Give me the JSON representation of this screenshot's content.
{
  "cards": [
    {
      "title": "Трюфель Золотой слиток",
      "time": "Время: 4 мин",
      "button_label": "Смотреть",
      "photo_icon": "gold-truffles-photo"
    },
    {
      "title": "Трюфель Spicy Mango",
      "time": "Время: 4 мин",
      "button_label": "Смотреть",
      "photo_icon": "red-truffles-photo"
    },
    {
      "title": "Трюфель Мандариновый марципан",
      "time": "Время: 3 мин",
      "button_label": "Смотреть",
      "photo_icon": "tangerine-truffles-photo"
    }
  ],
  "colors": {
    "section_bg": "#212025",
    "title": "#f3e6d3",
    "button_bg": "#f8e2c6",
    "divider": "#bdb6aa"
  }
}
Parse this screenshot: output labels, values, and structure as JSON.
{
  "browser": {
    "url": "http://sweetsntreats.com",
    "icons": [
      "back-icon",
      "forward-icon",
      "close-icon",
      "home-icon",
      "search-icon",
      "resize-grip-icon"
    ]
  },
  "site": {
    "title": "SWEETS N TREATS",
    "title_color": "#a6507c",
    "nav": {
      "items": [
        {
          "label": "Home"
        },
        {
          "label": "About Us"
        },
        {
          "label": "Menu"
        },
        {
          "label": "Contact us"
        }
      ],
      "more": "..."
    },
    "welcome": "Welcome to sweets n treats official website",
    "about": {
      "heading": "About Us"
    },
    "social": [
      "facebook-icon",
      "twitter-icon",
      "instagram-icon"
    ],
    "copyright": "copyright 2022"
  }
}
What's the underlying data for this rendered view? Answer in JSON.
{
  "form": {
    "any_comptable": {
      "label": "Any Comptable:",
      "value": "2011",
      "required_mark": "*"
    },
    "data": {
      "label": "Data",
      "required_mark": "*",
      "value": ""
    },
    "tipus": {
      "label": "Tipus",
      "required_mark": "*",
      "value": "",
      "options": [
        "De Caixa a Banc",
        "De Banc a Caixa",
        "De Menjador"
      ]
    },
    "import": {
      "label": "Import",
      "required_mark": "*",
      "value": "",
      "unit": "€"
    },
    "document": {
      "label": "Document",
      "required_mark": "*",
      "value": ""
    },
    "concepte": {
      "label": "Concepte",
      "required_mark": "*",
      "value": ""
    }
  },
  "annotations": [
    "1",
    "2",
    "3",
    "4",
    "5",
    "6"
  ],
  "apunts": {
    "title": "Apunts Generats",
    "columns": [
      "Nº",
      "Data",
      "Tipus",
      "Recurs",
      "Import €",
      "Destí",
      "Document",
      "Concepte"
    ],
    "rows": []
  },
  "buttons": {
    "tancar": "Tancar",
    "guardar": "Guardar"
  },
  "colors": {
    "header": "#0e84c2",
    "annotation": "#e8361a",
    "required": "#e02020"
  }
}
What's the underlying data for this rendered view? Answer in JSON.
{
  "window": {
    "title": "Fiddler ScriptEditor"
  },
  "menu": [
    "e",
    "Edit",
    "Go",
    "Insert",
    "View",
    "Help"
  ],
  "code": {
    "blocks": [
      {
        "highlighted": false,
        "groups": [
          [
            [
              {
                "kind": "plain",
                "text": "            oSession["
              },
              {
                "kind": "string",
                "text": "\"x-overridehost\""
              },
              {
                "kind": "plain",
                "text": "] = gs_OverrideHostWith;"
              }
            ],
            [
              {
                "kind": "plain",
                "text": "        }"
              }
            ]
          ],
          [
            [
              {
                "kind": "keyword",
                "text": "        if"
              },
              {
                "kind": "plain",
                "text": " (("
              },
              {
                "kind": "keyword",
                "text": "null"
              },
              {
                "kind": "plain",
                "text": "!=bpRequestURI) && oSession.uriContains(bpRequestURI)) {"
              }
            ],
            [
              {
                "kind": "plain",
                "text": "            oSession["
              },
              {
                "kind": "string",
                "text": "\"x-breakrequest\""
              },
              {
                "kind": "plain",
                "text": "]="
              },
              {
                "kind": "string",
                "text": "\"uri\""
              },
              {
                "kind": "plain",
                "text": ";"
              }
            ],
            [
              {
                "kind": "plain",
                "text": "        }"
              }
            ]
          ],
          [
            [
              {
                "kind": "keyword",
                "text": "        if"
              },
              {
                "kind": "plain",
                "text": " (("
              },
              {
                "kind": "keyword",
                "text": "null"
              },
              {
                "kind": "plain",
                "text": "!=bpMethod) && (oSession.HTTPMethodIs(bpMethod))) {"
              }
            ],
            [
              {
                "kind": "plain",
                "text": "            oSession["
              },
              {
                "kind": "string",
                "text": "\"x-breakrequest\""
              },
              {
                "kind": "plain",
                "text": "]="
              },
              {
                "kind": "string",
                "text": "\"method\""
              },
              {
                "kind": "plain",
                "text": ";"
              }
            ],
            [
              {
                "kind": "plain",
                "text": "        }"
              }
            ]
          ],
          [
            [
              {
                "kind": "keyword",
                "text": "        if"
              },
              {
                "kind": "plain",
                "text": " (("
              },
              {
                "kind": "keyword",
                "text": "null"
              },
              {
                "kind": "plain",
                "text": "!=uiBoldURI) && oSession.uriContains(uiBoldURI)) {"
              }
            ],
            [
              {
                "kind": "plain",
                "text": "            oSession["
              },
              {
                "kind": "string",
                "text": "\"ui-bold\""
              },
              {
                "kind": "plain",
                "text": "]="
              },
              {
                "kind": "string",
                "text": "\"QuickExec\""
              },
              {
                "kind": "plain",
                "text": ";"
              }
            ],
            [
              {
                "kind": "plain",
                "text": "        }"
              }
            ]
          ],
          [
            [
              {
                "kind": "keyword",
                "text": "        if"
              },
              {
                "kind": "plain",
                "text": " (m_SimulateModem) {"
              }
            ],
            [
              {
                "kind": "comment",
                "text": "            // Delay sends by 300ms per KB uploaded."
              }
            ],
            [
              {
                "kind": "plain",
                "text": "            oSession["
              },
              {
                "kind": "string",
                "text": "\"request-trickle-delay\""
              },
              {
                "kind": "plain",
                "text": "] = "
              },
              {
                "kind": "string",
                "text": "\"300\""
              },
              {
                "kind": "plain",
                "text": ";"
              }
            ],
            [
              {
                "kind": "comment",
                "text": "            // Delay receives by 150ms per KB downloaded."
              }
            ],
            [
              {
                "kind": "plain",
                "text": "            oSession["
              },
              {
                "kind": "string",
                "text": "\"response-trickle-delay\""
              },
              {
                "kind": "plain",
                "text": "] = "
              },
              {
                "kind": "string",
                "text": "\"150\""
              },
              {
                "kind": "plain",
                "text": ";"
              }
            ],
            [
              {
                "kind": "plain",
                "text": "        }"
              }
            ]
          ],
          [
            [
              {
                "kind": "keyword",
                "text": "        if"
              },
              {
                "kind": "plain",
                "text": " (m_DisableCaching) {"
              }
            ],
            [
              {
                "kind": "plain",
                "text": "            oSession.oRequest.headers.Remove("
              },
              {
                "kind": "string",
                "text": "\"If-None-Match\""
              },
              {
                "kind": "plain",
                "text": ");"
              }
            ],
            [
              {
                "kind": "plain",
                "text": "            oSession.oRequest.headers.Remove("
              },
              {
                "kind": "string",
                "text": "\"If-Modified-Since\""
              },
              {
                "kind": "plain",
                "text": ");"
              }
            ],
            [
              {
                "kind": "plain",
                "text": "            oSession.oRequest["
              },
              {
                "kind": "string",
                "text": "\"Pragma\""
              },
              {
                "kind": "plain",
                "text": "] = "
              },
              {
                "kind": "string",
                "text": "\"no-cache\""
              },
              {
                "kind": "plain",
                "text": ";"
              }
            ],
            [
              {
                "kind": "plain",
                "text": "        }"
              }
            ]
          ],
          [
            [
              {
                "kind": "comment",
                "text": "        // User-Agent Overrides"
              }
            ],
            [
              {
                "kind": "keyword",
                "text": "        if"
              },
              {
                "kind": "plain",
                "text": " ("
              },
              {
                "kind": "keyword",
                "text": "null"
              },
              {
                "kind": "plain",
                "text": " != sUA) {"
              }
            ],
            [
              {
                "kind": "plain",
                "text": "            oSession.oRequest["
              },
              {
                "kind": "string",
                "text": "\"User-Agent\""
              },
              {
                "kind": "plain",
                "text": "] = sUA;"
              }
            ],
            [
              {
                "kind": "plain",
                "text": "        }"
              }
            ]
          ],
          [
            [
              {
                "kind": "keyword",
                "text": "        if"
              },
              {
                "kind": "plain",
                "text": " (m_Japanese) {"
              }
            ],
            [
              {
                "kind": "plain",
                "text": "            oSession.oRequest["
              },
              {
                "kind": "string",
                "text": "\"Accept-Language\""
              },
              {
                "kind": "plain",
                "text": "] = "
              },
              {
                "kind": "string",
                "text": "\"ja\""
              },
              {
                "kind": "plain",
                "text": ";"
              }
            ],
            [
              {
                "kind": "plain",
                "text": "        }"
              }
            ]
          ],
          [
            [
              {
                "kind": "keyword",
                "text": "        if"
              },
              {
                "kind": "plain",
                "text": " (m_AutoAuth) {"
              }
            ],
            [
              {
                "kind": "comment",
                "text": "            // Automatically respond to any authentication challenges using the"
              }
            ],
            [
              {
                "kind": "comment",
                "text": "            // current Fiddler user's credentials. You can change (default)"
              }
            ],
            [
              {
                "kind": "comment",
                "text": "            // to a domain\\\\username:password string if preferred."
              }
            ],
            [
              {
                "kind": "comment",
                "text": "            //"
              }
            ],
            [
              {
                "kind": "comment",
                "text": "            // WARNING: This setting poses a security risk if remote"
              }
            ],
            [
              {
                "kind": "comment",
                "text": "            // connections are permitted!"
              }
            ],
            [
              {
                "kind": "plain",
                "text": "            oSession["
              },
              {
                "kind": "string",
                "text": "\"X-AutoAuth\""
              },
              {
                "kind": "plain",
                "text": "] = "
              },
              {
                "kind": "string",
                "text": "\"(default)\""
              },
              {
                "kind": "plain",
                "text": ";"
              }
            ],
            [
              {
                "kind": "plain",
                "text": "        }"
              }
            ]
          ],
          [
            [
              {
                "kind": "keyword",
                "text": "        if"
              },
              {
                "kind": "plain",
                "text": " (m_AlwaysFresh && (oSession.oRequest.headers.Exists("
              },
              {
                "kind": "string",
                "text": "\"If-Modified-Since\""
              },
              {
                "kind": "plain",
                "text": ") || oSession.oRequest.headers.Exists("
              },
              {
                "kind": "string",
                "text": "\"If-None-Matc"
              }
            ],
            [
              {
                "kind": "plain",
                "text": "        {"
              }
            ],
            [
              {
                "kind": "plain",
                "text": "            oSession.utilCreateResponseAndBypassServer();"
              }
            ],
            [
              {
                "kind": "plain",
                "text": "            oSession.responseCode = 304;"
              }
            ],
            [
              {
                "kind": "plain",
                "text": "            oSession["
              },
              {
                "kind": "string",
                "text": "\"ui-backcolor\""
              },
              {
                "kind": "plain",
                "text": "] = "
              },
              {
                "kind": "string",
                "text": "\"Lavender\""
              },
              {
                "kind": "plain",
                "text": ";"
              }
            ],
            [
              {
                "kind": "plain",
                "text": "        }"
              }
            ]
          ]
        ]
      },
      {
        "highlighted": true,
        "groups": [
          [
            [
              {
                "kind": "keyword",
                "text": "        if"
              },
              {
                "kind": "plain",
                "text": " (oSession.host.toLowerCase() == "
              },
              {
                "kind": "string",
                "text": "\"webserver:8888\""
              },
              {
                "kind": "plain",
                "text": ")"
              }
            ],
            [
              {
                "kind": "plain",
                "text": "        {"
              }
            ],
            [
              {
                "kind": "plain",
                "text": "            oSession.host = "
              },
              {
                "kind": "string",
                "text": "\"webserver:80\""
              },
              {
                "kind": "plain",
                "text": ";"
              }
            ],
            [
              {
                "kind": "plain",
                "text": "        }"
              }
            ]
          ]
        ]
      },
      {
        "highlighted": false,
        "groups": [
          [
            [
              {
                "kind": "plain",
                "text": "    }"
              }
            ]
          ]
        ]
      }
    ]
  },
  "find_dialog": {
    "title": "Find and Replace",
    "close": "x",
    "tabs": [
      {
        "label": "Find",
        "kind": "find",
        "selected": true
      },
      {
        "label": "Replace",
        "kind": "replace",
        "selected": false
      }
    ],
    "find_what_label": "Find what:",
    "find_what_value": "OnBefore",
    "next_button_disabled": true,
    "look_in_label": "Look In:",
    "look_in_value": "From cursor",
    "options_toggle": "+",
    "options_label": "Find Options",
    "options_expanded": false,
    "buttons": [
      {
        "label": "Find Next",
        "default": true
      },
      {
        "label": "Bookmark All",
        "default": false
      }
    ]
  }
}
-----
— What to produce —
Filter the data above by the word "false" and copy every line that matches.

— Task output —
        "highlighted": false,
        "highlighted": false,
        "selected": false
    "options_expanded": false,
        "default": false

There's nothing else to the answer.